In watching various Labor Day festivities over the long weekend, I often wondered about what those individuals in LA and elsewhere, who are without jobs or adequate pay, were thinking. To me, the speeches and rallies and cable TV shows, among other activities, merely amplified tired and worn-out political rhetoric and treated people as mere pawns in a game.
Of course, there is no silver bullet – no single policy prescription, no grand plan – that will enable the country to right itself. And I don’t think most Americans are waiting for such a magic plan; more than anyone, they recognize just how difficult these times are, that moving ahead will not be easy, and that all the game-playing is only delaying the inevitable hard work that must be done.
So, our leaders need to do a number of critical things moving ahead, all of which must take the form of a narrative – we desperately need a coherent story about ourselves. Such a narrative must capture and reflect people’s sense of reality – where we are, how we got here, and how we feel. Specific policy proposals must speak to this context and help people see why and how the proposals will help us move ahead. And, please, during this process, spare us the false promises and inflating of expectations.
Importantly, I also believe we must find ways for the American people to step forward and become co-creators of this narrative. I’ll have more to say about this in the coming weeks. But for now, simply look at the clean-up efforts in the aftermath of Hurricane Irene, in places like Vermont and New Jersey, which show the capacity and resolve of Americans. These and other situations should be harnessed to make room for people to come together and restore their faith in our ability to get things done. Whether it’s cleaning up schools, weather-stripping homes, job training, or taking action in the aftermath of a natural disaster, there are things we can and should do. Then as we move ahead, we can begin to give shape to our new narrative.
My hope is that the president and his Republican counter-parts only step forward to offer their views if they are ready and willing to speak to people’s real concerns and their aspirations, and to help us create a new story about ourselves.

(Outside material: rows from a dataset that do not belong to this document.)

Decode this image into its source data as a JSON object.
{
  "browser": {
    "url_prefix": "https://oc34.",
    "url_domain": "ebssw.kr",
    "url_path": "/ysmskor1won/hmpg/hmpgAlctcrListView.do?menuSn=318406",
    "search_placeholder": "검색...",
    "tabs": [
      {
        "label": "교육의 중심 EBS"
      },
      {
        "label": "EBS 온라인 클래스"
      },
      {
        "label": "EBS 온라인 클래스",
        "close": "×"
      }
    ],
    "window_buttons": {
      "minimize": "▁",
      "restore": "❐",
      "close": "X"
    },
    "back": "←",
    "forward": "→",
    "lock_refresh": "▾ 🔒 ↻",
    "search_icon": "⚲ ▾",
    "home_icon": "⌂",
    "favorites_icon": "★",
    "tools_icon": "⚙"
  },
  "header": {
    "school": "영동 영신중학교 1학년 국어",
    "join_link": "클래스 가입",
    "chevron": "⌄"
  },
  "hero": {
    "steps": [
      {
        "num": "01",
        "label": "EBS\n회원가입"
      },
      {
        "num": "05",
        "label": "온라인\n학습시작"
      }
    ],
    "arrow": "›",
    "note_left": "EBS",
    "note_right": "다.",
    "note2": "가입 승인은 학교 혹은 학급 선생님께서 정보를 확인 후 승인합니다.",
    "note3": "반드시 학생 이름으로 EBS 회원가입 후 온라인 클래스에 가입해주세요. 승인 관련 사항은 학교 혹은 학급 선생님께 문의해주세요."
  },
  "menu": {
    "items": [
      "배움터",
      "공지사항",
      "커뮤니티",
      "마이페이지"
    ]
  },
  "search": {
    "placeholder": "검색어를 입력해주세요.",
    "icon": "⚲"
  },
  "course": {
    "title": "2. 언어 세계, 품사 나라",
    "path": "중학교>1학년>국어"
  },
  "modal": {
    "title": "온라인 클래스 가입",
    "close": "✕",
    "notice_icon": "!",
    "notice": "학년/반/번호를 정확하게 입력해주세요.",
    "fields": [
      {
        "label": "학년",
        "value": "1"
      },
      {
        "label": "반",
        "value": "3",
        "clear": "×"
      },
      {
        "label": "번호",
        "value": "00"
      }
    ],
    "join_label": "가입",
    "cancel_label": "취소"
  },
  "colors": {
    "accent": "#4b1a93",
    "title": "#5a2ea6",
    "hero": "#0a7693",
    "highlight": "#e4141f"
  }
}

Otherwise, maybe they should stay home and get ready for the football game.